Non-sedentary work configurations, which encourage standing rather than sitting in the course of work, are becoming increasingly prevalent in organizations. In this article, we build and test theory about how non-sedentary arrangements influence interpersonal processes in groups performing knowledge work—tasks that require groups to combine information to develop creative ideas and solve problems. We propose that a non-sedentary workspace increases group arousal, while at the same time decreasing group idea territoriality, both of which result in better information elaboration and, indirectly, better group performance. The results of an experimental study of 54 groups engaged in a creative task provide support for this dual pathway model and underscore the important role of the physical space in which a group works as a contextual input to group processes and outcomes.
Group arousal: Electrodermal activity (EDA). Group idea territoriality: Posttask survey responses provided by participants on the perceived protectiveness of others in the group towards their ideas (5-point scale). Group information elaboration: 3rd-party ratings of video recordings of group interactions. Raters used a 5-point scale and were blind to the research hypothesis. Group performance: Assistants from the university independently rated overall quality of each group's video based on the objective the groups were given (5-item measure).

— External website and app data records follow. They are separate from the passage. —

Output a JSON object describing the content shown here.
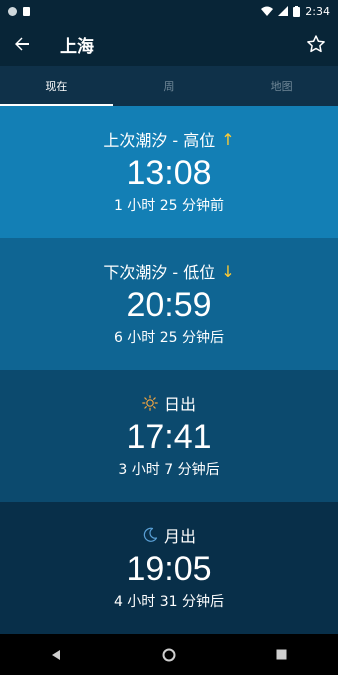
{
  "status_bar": {
    "time": "2:34"
  },
  "app_bar": {
    "title": "上海"
  },
  "tabs": [
    {
      "label": "现在",
      "active": true
    },
    {
      "label": "周",
      "active": false
    },
    {
      "label": "地图",
      "active": false
    }
  ],
  "cards": {
    "last_tide": {
      "label": "上次潮汐 - 高位",
      "arrow": "↑",
      "time": "13:08",
      "relative": "1 小时 25 分钟前"
    },
    "next_tide": {
      "label": "下次潮汐 - 低位",
      "arrow": "↓",
      "time": "20:59",
      "relative": "6 小时 25 分钟后"
    },
    "sunrise": {
      "label": "日出",
      "time": "17:41",
      "relative": "3 小时 7 分钟后"
    },
    "moonrise": {
      "label": "月出",
      "time": "19:05",
      "relative": "4 小时 31 分钟后"
    }
  },
  "icons": {
    "back": "arrow-back-icon",
    "favorite": "star-outline-icon",
    "sun": "sun-icon",
    "moon": "moon-icon"
  },
  "colors": {
    "tide_arrow": "#ffcc33",
    "sun_icon": "#f2a541",
    "moon_icon": "#5aa0d6"
  }
}
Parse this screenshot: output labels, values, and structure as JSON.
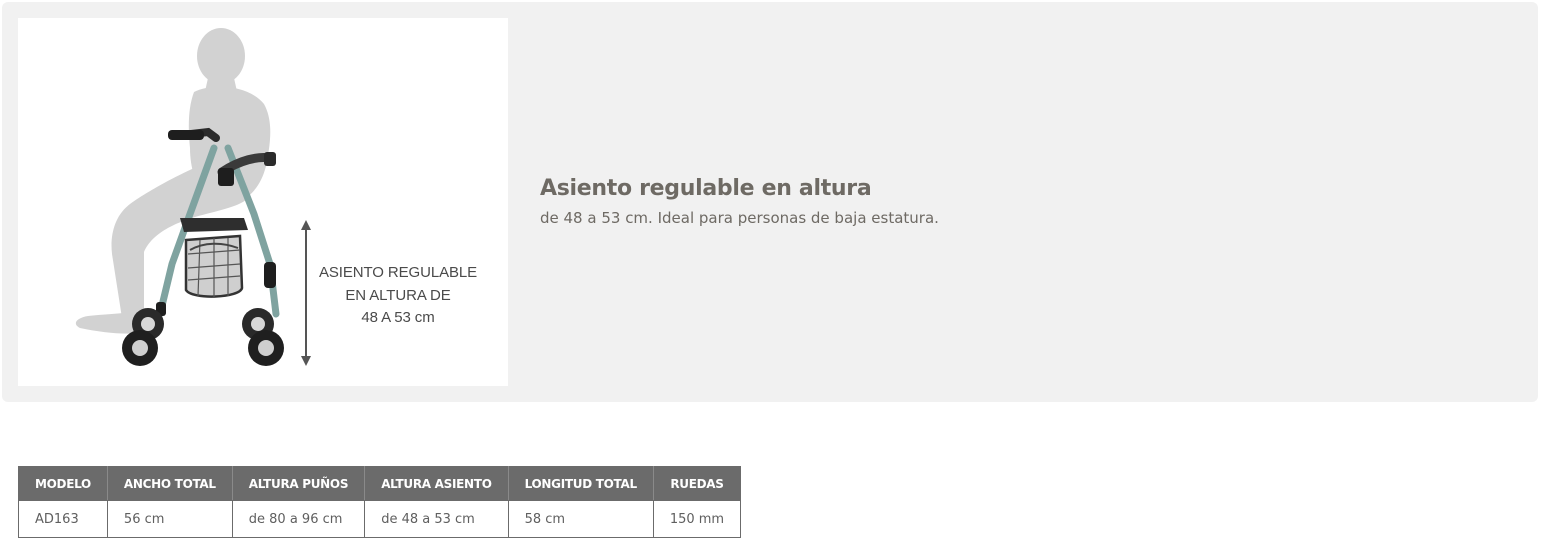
{
  "feature": {
    "image_caption": [
      "ASIENTO REGULABLE",
      "EN ALTURA DE",
      "48 A 53 cm"
    ],
    "title": "Asiento regulable en altura",
    "description": "de 48 a 53 cm. Ideal para personas de baja estatura."
  },
  "specs": {
    "headers": [
      "MODELO",
      "ANCHO TOTAL",
      "ALTURA PUÑOS",
      "ALTURA ASIENTO",
      "LONGITUD TOTAL",
      "RUEDAS"
    ],
    "rows": [
      [
        "AD163",
        "56 cm",
        "de 80 a 96 cm",
        "de 48 a 53 cm",
        "58 cm",
        "150 mm"
      ]
    ]
  },
  "colors": {
    "card_background": "#f1f1f1",
    "header_background": "#6b6b6b",
    "frame_color": "#7fa3a0",
    "text_color": "#6e6a64"
  }
}
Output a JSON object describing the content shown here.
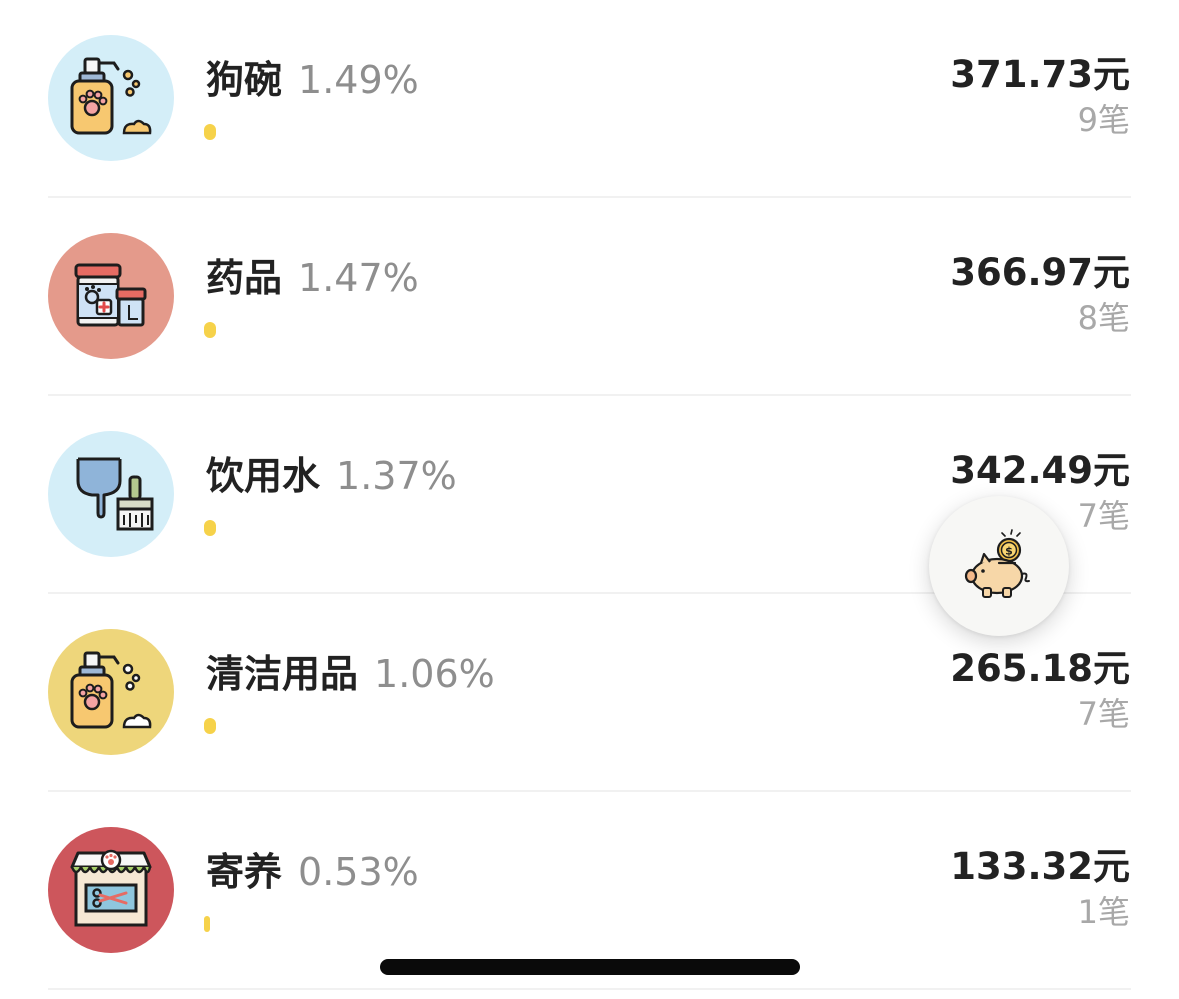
{
  "colors": {
    "accent_bar": "#f6d24a",
    "name_text": "#222222",
    "percent_text": "#8e8e8e",
    "count_text": "#a8a8a8"
  },
  "items": [
    {
      "name": "狗碗",
      "percent": "1.49%",
      "share": 1.49,
      "amount": "371.73元",
      "count": "9笔",
      "icon": "pet-shampoo-bottle-icon",
      "icon_bg": "#d4eef8"
    },
    {
      "name": "药品",
      "percent": "1.47%",
      "share": 1.47,
      "amount": "366.97元",
      "count": "8笔",
      "icon": "pet-medicine-jar-icon",
      "icon_bg": "#e49a8b"
    },
    {
      "name": "饮用水",
      "percent": "1.37%",
      "share": 1.37,
      "amount": "342.49元",
      "count": "7笔",
      "icon": "scooper-brush-icon",
      "icon_bg": "#d4eef8"
    },
    {
      "name": "清洁用品",
      "percent": "1.06%",
      "share": 1.06,
      "amount": "265.18元",
      "count": "7笔",
      "icon": "pet-shampoo-bottle-icon",
      "icon_bg": "#eed67b"
    },
    {
      "name": "寄养",
      "percent": "0.53%",
      "share": 0.53,
      "amount": "133.32元",
      "count": "1笔",
      "icon": "pet-shop-icon",
      "icon_bg": "#cd565c"
    }
  ],
  "fab": {
    "icon": "piggy-bank-coin-icon"
  }
}
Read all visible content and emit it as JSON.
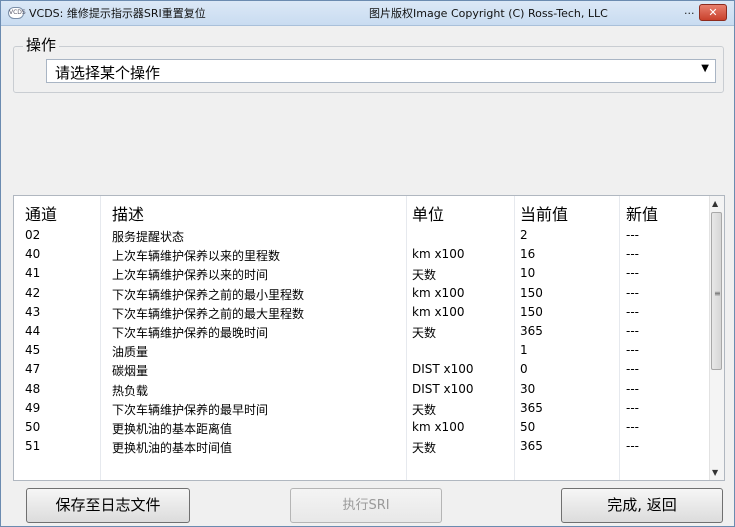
{
  "window": {
    "icon_label": "VCDS",
    "title": "VCDS:  维修提示指示器SRI重置复位",
    "copyright": "图片版权Image Copyright (C) Ross-Tech, LLC",
    "dots": "...",
    "close_glyph": "✕"
  },
  "operation": {
    "group_label": "操作",
    "selected": "请选择某个操作"
  },
  "table": {
    "headers": {
      "channel": "通道",
      "description": "描述",
      "unit": "单位",
      "current": "当前值",
      "new": "新值"
    },
    "rows": [
      {
        "channel": "02",
        "description": "服务提醒状态",
        "unit": "",
        "current": "2",
        "new": "---"
      },
      {
        "channel": "40",
        "description": "上次车辆维护保养以来的里程数",
        "unit": "km x100",
        "current": "16",
        "new": "---"
      },
      {
        "channel": "41",
        "description": "上次车辆维护保养以来的时间",
        "unit": "天数",
        "current": "10",
        "new": "---"
      },
      {
        "channel": "42",
        "description": "下次车辆维护保养之前的最小里程数",
        "unit": "km x100",
        "current": "150",
        "new": "---"
      },
      {
        "channel": "43",
        "description": "下次车辆维护保养之前的最大里程数",
        "unit": "km x100",
        "current": "150",
        "new": "---"
      },
      {
        "channel": "44",
        "description": "下次车辆维护保养的最晚时间",
        "unit": "天数",
        "current": "365",
        "new": "---"
      },
      {
        "channel": "45",
        "description": "油质量",
        "unit": "",
        "current": "1",
        "new": "---"
      },
      {
        "channel": "47",
        "description": "碳烟量",
        "unit": "DIST x100",
        "current": "0",
        "new": "---"
      },
      {
        "channel": "48",
        "description": "热负载",
        "unit": "DIST x100",
        "current": "30",
        "new": "---"
      },
      {
        "channel": "49",
        "description": "下次车辆维护保养的最早时间",
        "unit": "天数",
        "current": "365",
        "new": "---"
      },
      {
        "channel": "50",
        "description": "更换机油的基本距离值",
        "unit": "km x100",
        "current": "50",
        "new": "---"
      },
      {
        "channel": "51",
        "description": "更换机油的基本时间值",
        "unit": "天数",
        "current": "365",
        "new": "---"
      }
    ]
  },
  "buttons": {
    "save_log": "保存至日志文件",
    "execute_sri": "执行SRI",
    "done_back": "完成, 返回"
  }
}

Working in non-sedentary space marginally increased group arousal (B=0.09, p=0.06), decreased group territorial behaviour (B=-0.25, p=0.05) and increased information elaboration (B=0.34, p=0.02). There was no significant direct effect of workspace condition on group performance. Bivariate correlation between group territorial behaviour and information elaboration (r=-.21, p > .10) did not reach statistical significance. After controlling for covariates, working in a non-sedentary space increased group arousal (β=0.25, p<0.5) and group arousal was positively related to information elaboration (β=0.27,p<0.5). Also decreased idea territoriality (β=-.28,p<0.1), which was negatively associated to information elaboration (β=-0.32, p<0.01). The total indirect effect of workspace on elaboration was significant.